Problem to solve: Reproduce all the entries precisely.

Extracted entries:
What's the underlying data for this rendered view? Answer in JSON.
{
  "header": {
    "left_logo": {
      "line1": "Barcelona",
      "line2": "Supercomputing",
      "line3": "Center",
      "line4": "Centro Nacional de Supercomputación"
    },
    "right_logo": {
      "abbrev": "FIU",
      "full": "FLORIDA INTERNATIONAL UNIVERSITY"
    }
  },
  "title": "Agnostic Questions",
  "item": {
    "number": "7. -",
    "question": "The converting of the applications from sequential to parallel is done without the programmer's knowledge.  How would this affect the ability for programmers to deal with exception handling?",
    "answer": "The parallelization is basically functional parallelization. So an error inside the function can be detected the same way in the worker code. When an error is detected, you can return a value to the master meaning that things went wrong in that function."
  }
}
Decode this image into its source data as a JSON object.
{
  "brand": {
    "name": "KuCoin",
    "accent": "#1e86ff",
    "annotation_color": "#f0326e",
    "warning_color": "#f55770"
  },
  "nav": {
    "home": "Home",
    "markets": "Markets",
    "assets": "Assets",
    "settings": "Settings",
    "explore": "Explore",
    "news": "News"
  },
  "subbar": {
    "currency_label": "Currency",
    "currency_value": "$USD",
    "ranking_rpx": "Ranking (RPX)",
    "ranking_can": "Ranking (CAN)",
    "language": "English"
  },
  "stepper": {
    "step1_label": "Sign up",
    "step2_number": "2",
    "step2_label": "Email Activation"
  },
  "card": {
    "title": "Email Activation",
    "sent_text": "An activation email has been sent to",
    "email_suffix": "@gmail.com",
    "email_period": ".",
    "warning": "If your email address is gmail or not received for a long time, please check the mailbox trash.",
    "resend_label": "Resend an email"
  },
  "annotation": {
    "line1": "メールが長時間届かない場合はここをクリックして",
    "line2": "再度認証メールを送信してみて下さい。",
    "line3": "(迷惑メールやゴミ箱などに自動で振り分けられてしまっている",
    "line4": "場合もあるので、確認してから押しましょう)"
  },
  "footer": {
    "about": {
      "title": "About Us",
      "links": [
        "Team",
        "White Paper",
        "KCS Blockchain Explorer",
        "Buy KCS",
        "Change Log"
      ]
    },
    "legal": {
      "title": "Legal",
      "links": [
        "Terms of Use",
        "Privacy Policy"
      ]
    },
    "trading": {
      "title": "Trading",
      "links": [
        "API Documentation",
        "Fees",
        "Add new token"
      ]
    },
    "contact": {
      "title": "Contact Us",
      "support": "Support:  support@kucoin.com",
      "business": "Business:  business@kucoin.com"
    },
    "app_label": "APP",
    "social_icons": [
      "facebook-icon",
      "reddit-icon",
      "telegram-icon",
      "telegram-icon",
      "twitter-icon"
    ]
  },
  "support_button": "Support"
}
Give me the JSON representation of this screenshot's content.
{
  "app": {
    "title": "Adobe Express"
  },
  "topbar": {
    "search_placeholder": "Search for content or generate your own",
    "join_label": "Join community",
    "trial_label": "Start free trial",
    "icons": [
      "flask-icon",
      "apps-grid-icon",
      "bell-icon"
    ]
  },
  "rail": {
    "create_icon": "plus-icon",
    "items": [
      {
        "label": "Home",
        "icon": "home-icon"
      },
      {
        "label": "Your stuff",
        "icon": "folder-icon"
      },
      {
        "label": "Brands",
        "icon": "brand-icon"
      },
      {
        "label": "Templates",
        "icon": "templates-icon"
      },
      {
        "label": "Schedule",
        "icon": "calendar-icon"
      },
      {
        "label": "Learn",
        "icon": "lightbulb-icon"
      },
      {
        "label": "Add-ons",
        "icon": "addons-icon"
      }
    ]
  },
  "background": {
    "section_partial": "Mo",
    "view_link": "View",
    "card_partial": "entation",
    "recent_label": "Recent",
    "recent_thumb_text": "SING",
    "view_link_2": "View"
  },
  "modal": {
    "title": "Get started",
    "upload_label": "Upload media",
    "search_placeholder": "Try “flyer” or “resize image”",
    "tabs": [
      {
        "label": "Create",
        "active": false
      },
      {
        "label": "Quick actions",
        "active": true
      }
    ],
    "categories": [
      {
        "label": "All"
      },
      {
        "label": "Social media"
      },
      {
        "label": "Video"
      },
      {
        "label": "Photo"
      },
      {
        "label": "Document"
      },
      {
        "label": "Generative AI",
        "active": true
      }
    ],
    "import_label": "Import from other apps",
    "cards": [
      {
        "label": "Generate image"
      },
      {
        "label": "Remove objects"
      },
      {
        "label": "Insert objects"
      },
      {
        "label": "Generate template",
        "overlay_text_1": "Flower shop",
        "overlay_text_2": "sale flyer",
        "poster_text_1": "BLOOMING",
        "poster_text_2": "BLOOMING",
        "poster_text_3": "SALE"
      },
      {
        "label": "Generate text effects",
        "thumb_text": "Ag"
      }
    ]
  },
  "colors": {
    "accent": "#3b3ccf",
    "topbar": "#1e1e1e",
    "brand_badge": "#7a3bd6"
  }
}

Output of the exercise:
What's the underlying data for this rendered view? Answer in JSON.
{
  "header": {
    "left_logo": {
      "line1": "Barcelona",
      "line2": "Supercomputing",
      "line3": "Center",
      "line4": "Centro Nacional de Supercomputación"
    },
    "right_logo": {
      "abbrev": "FIU",
      "full": "FLORIDA INTERNATIONAL UNIVERSITY"
    }
  },
  "title": "Agnostic Questions",
  "item": {
    "number": "7. -",
    "question": "The converting of the applications from sequential to parallel is done without the programmer's knowledge.  How would this affect the ability for programmers to deal with exception handling?",
    "answer": "The parallelization is basically functional parallelization. So an error inside the function can be detected the same way in the worker code. When an error is detected, you can return a value to the master meaning that things went wrong in that function."
  }
}
Decode this image into its source data as a JSON object.
{
  "brand": {
    "name": "KuCoin",
    "accent": "#1e86ff",
    "annotation_color": "#f0326e",
    "warning_color": "#f55770"
  },
  "nav": {
    "home": "Home",
    "markets": "Markets",
    "assets": "Assets",
    "settings": "Settings",
    "explore": "Explore",
    "news": "News"
  },
  "subbar": {
    "currency_label": "Currency",
    "currency_value": "$USD",
    "ranking_rpx": "Ranking (RPX)",
    "ranking_can": "Ranking (CAN)",
    "language": "English"
  },
  "stepper": {
    "step1_label": "Sign up",
    "step2_number": "2",
    "step2_label": "Email Activation"
  },
  "card": {
    "title": "Email Activation",
    "sent_text": "An activation email has been sent to",
    "email_suffix": "@gmail.com",
    "email_period": ".",
    "warning": "If your email address is gmail or not received for a long time, please check the mailbox trash.",
    "resend_label": "Resend an email"
  },
  "annotation": {
    "line1": "メールが長時間届かない場合はここをクリックして",
    "line2": "再度認証メールを送信してみて下さい。",
    "line3": "(迷惑メールやゴミ箱などに自動で振り分けられてしまっている",
    "line4": "場合もあるので、確認してから押しましょう)"
  },
  "footer": {
    "about": {
      "title": "About Us",
      "links": [
        "Team",
        "White Paper",
        "KCS Blockchain Explorer",
        "Buy KCS",
        "Change Log"
      ]
    },
    "legal": {
      "title": "Legal",
      "links": [
        "Terms of Use",
        "Privacy Policy"
      ]
    },
    "trading": {
      "title": "Trading",
      "links": [
        "API Documentation",
        "Fees",
        "Add new token"
      ]
    },
    "contact": {
      "title": "Contact Us",
      "support": "Support:  support@kucoin.com",
      "business": "Business:  business@kucoin.com"
    },
    "app_label": "APP",
    "social_icons": [
      "facebook-icon",
      "reddit-icon",
      "telegram-icon",
      "telegram-icon",
      "twitter-icon"
    ]
  },
  "support_button": "Support"
}
Give me the JSON representation of this screenshot's content.
{
  "app": {
    "title": "Adobe Express"
  },
  "topbar": {
    "search_placeholder": "Search for content or generate your own",
    "join_label": "Join community",
    "trial_label": "Start free trial",
    "icons": [
      "flask-icon",
      "apps-grid-icon",
      "bell-icon"
    ]
  },
  "rail": {
    "create_icon": "plus-icon",
    "items": [
      {
        "label": "Home",
        "icon": "home-icon"
      },
      {
        "label": "Your stuff",
        "icon": "folder-icon"
      },
      {
        "label": "Brands",
        "icon": "brand-icon"
      },
      {
        "label": "Templates",
        "icon": "templates-icon"
      },
      {
        "label": "Schedule",
        "icon": "calendar-icon"
      },
      {
        "label": "Learn",
        "icon": "lightbulb-icon"
      },
      {
        "label": "Add-ons",
        "icon": "addons-icon"
      }
    ]
  },
  "background": {
    "section_partial": "Mo",
    "view_link": "View",
    "card_partial": "entation",
    "recent_label": "Recent",
    "recent_thumb_text": "SING",
    "view_link_2": "View"
  },
  "modal": {
    "title": "Get started",
    "upload_label": "Upload media",
    "search_placeholder": "Try “flyer” or “resize image”",
    "tabs": [
      {
        "label": "Create",
        "active": false
      },
      {
        "label": "Quick actions",
        "active": true
      }
    ],
    "categories": [
      {
        "label": "All"
      },
      {
        "label": "Social media"
      },
      {
        "label": "Video"
      },
      {
        "label": "Photo"
      },
      {
        "label": "Document"
      },
      {
        "label": "Generative AI",
        "active": true
      }
    ],
    "import_label": "Import from other apps",
    "cards": [
      {
        "label": "Generate image"
      },
      {
        "label": "Remove objects"
      },
      {
        "label": "Insert objects"
      },
      {
        "label": "Generate template",
        "overlay_text_1": "Flower shop",
        "overlay_text_2": "sale flyer",
        "poster_text_1": "BLOOMING",
        "poster_text_2": "BLOOMING",
        "poster_text_3": "SALE"
      },
      {
        "label": "Generate text effects",
        "thumb_text": "Ag"
      }
    ]
  },
  "colors": {
    "accent": "#3b3ccf",
    "topbar": "#1e1e1e",
    "brand_badge": "#7a3bd6"
  }
}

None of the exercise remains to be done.